The markets' relatively muted reaction signaled that macroeconomic effects would be limited. This forecast of a contained impact is consistent with the after-effects of other such outrages, including those that followed the attacks in London, Madrid and Paris. In previous cases, the impact on overall gross domestic product has usually been limited and transitory, fading with time.

Investors and traders also reacted maturely at the sector level. The price action in markets on Tuesday was characterized by notable differentiation, again illustrating the extent to which the marketplace has learned from previous attacks in Europe. For example, travel and leisure stocks underperformed the market as a whole while health care and technology outperformed.

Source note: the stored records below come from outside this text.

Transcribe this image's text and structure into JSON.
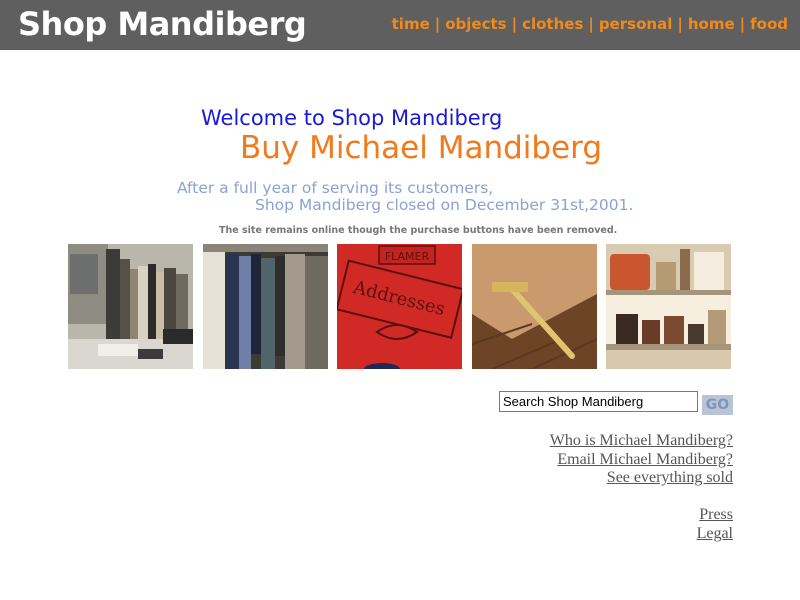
{
  "header": {
    "title": "Shop Mandiberg",
    "nav": [
      "time",
      "objects",
      "clothes",
      "personal",
      "home",
      "food"
    ],
    "separator": "|"
  },
  "intro": {
    "welcome": "Welcome to Shop Mandiberg",
    "buy": "Buy Michael Mandiberg",
    "closed_line1": "After a full year of serving its customers,",
    "closed_line2": "Shop Mandiberg closed on December 31st,2001.",
    "notice": "The site remains online though the purchase buttons have been removed."
  },
  "photos": [
    {
      "subject": "desk with books"
    },
    {
      "subject": "clothes on rack"
    },
    {
      "subject": "red address book",
      "label_top": "FLAMER",
      "label_main": "Addresses"
    },
    {
      "subject": "wooden chair leg on parquet floor"
    },
    {
      "subject": "kitchen shelves with jars"
    }
  ],
  "search": {
    "value": "Search Shop Mandiberg",
    "button_label": "GO"
  },
  "links": {
    "group1": [
      "Who is Michael Mandiberg?",
      "Email Michael Mandiberg?",
      "See everything sold"
    ],
    "group2": [
      "Press",
      "Legal"
    ]
  },
  "colors": {
    "header_bg": "#5f5f5f",
    "nav": "#f08a1c",
    "welcome": "#1a1ad6",
    "buy": "#f07a1c",
    "closed_text": "#8aa3d1"
  }
}
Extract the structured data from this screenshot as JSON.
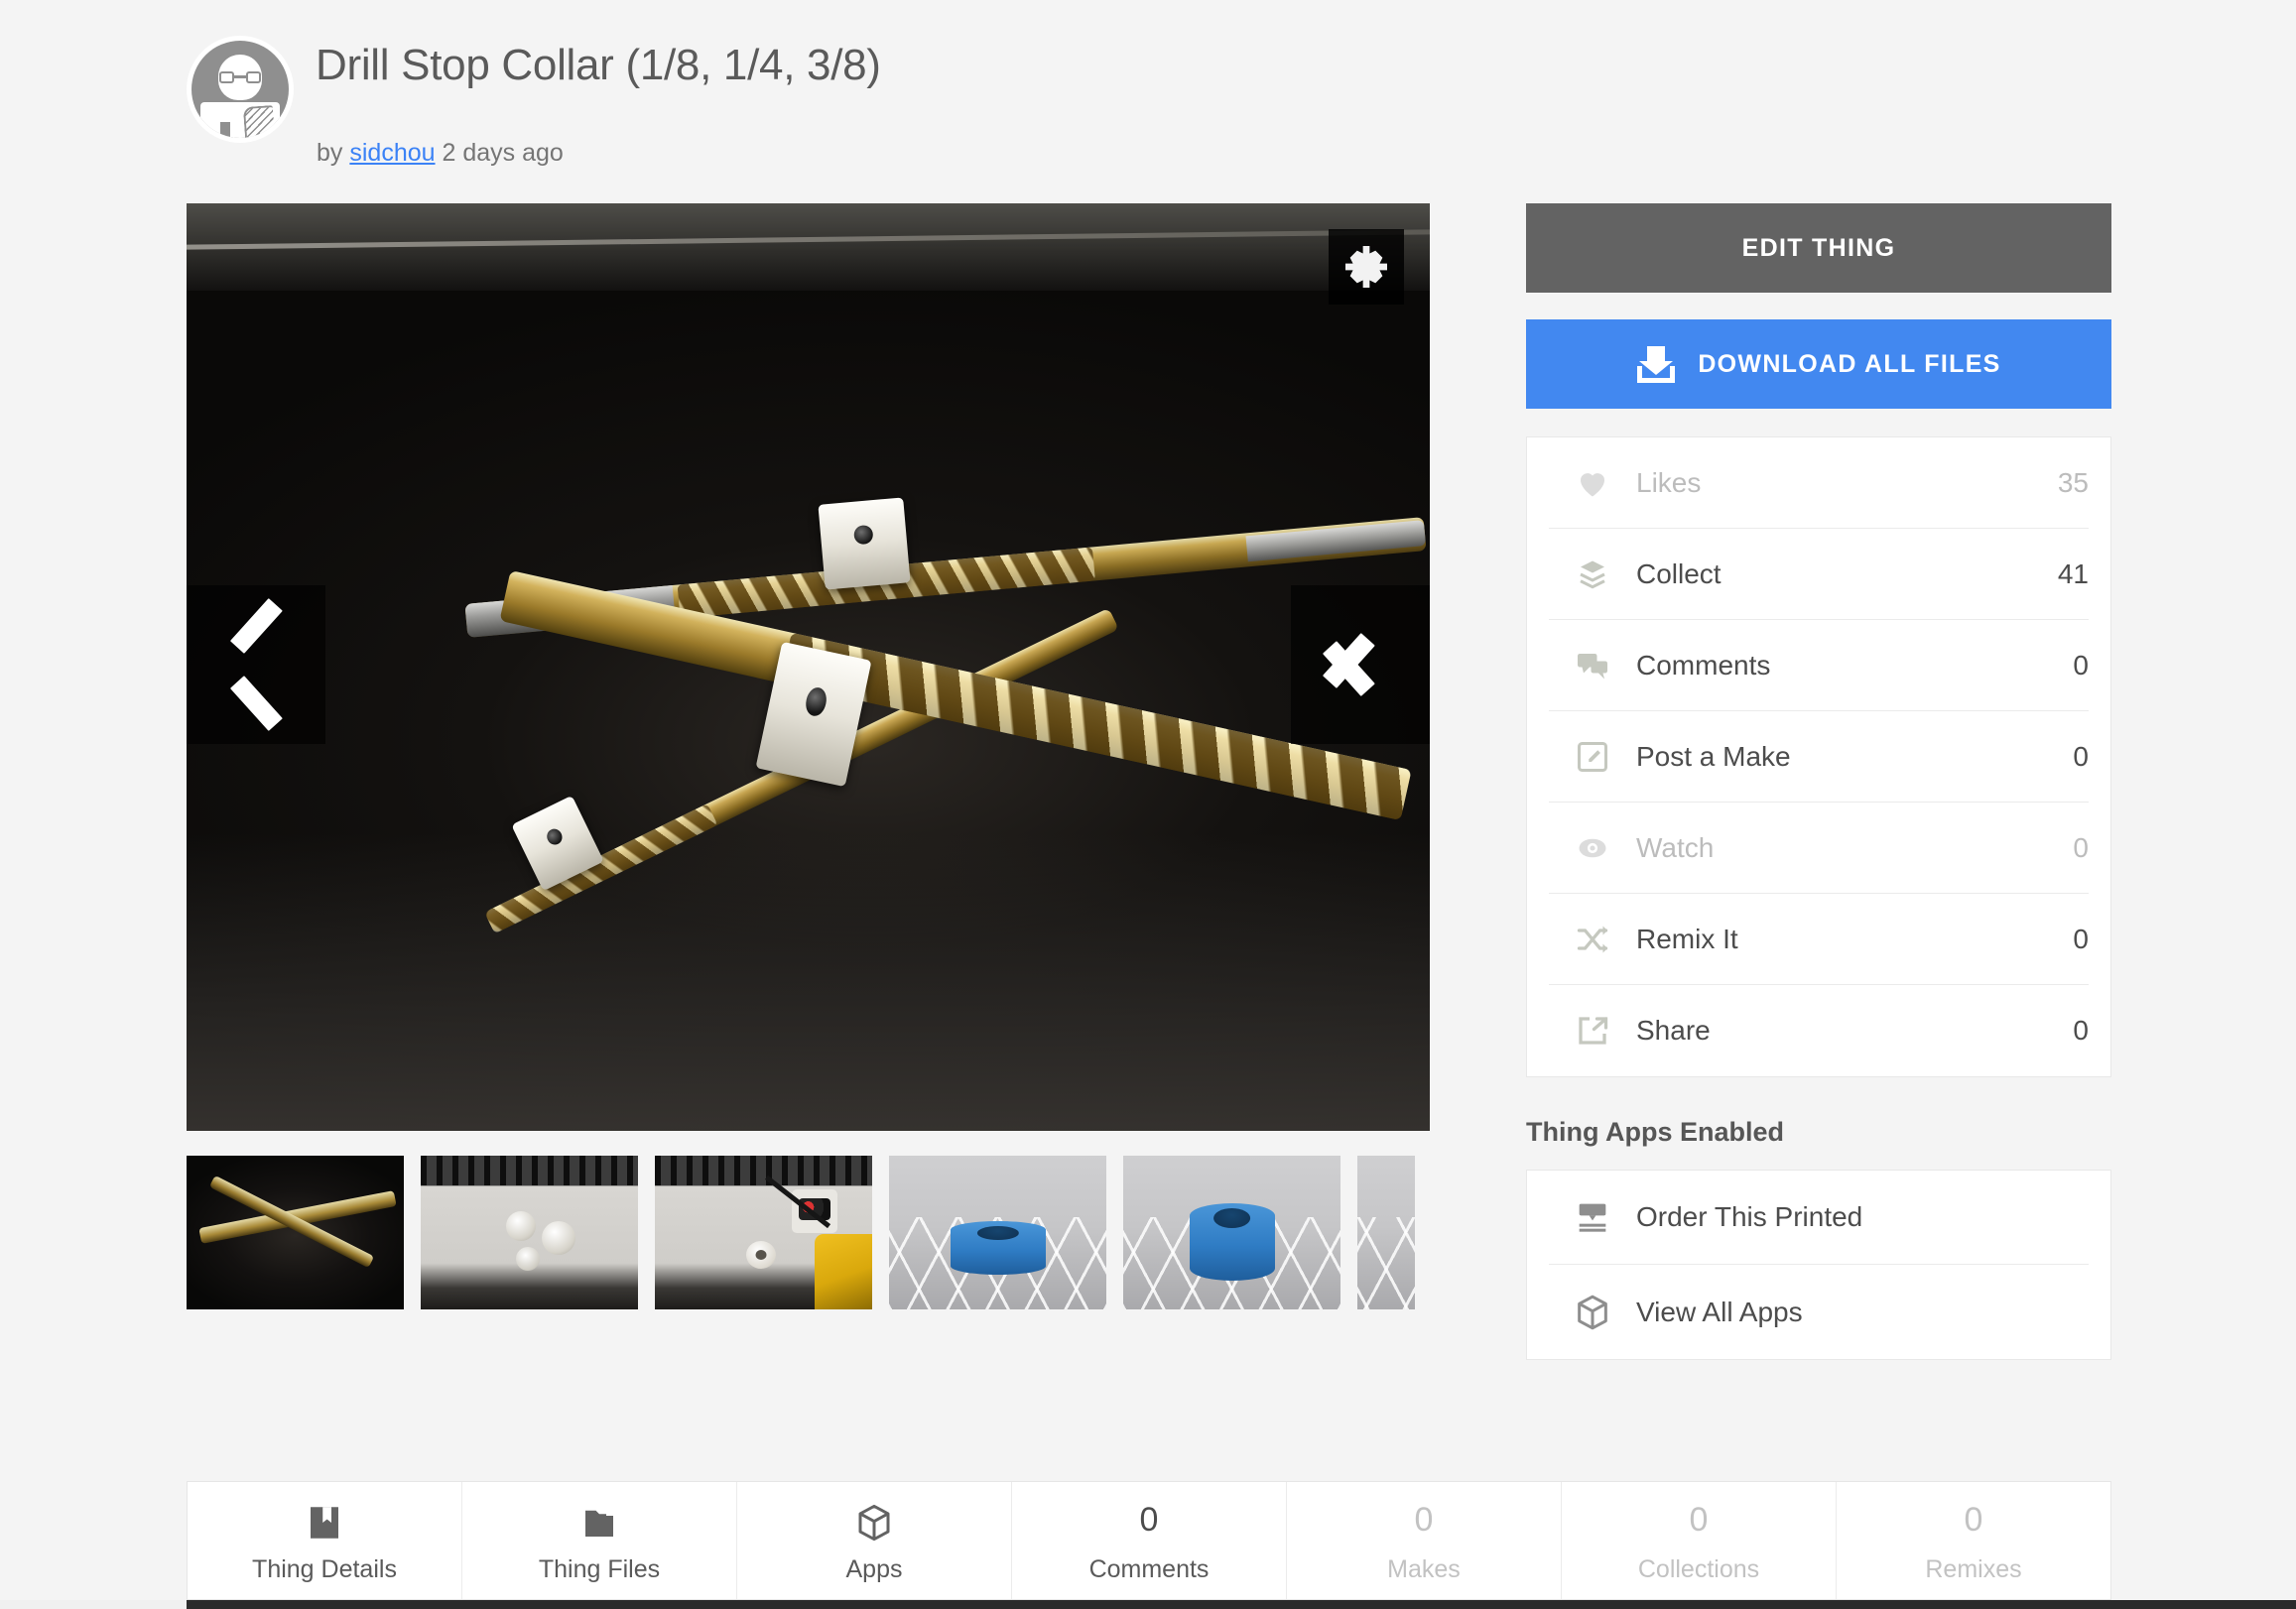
{
  "header": {
    "title": "Drill Stop Collar (1/8, 1/4, 3/8)",
    "by_prefix": "by",
    "author": "sidchou",
    "posted": "2 days ago",
    "avatar_icon": "user-avatar-icon"
  },
  "gallery": {
    "fullscreen_icon": "fullscreen-expand-icon",
    "prev_icon": "chevron-left-icon",
    "next_icon": "chevron-right-icon",
    "main_image_alt": "Drill bits with printed stop collars on black surface",
    "thumbnails": [
      {
        "alt": "Drill bits with stop collars"
      },
      {
        "alt": "Printed collars on laptop"
      },
      {
        "alt": "Collar on drill bit near laptop"
      },
      {
        "alt": "Blue 3D render of short collar"
      },
      {
        "alt": "Blue 3D render of tall collar"
      },
      {
        "alt": "Partially visible render"
      }
    ]
  },
  "sidebar": {
    "edit_label": "EDIT THING",
    "download_label": "DOWNLOAD ALL FILES",
    "download_icon": "download-icon",
    "accent_blue": "#4288f0",
    "edit_gray": "#636363",
    "stats": [
      {
        "icon": "heart-icon",
        "label": "Likes",
        "value": "35",
        "muted": true
      },
      {
        "icon": "layers-icon",
        "label": "Collect",
        "value": "41",
        "muted": false
      },
      {
        "icon": "comment-icon",
        "label": "Comments",
        "value": "0",
        "muted": false
      },
      {
        "icon": "edit-note-icon",
        "label": "Post a Make",
        "value": "0",
        "muted": false
      },
      {
        "icon": "eye-icon",
        "label": "Watch",
        "value": "0",
        "muted": true
      },
      {
        "icon": "shuffle-icon",
        "label": "Remix It",
        "value": "0",
        "muted": false
      },
      {
        "icon": "share-icon",
        "label": "Share",
        "value": "0",
        "muted": false
      }
    ],
    "apps_title": "Thing Apps Enabled",
    "apps": [
      {
        "icon": "printer-icon",
        "label": "Order This Printed"
      },
      {
        "icon": "cube-icon",
        "label": "View All Apps"
      }
    ]
  },
  "tabs": [
    {
      "type": "icon",
      "icon": "book-icon",
      "label": "Thing Details",
      "muted": false
    },
    {
      "type": "icon",
      "icon": "folder-icon",
      "label": "Thing Files",
      "muted": false
    },
    {
      "type": "icon",
      "icon": "cube-icon",
      "label": "Apps",
      "muted": false
    },
    {
      "type": "count",
      "count": "0",
      "label": "Comments",
      "muted": false
    },
    {
      "type": "count",
      "count": "0",
      "label": "Makes",
      "muted": true
    },
    {
      "type": "count",
      "count": "0",
      "label": "Collections",
      "muted": true
    },
    {
      "type": "count",
      "count": "0",
      "label": "Remixes",
      "muted": true
    }
  ]
}
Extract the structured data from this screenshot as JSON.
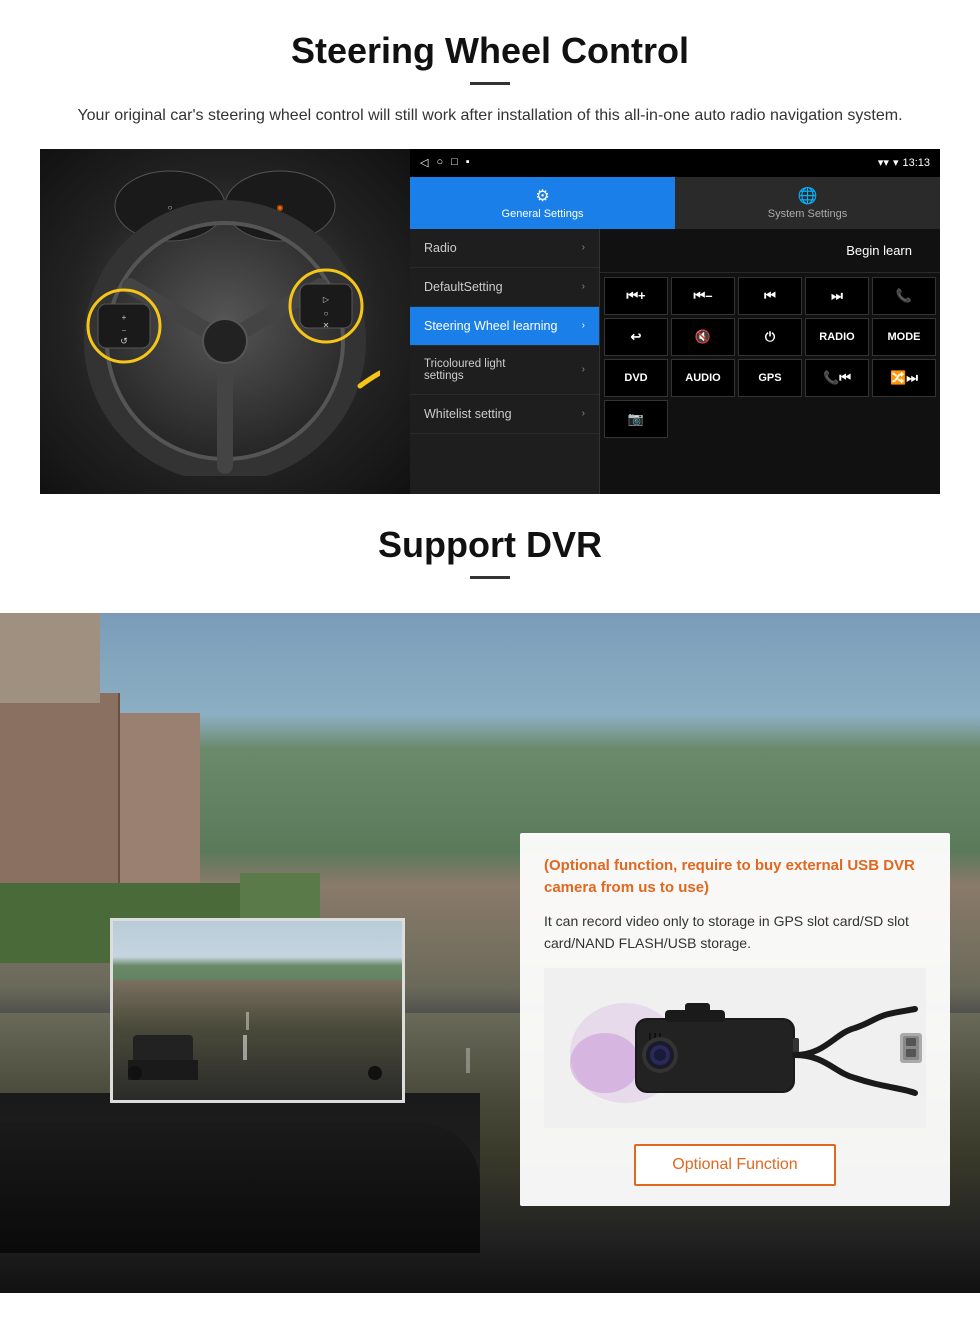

But even though markets responded rationally in the short run, there now could be a greater sense of uncertainty about what is ahead. The effects of that incertitude are not easy to predict and price.

The main question concerns the ways in which national politics will be influenced by geopolitical developments that are perpetrated by non-state disruptors rather than traditional nation-states. Such changes could have consequences for economic policy, growth and corporate earnings. In this case, it is likely that the Brussels attacks will further fuel the rise of non-traditional and anti-establishment political movements on both sides of the Atlantic.

In continental Europe, this is likely to translate into a greater empowerment of fringe parties that, in countries such as Denmark and France, already have become serious electoral contenders. In the U.K., the disruption will embolden the anti-immigration message of those who want their nation to leave the European Union. In the U.S., it could lead to greater support for Donald Trump in the Republican presidential nomination contest.

None of these developments has yet reached an unambiguous tipping point. But the horror on Tuesday brings such an outcome a step closer. And these events complicate the role of traditional parties, including those now in office, even as a comprehensive policy approach is needed to take over from the increasingly overburdened central banks.

This column does not necessarily reflect the opinion of the editorial board or Bloomberg LP and its owners.

To contact the author of this story:
Mohamed A. El-Erian at melerian@bloomberg.net

To contact the editor responsible for this story:
Max Berley at mberley@bloomberg.net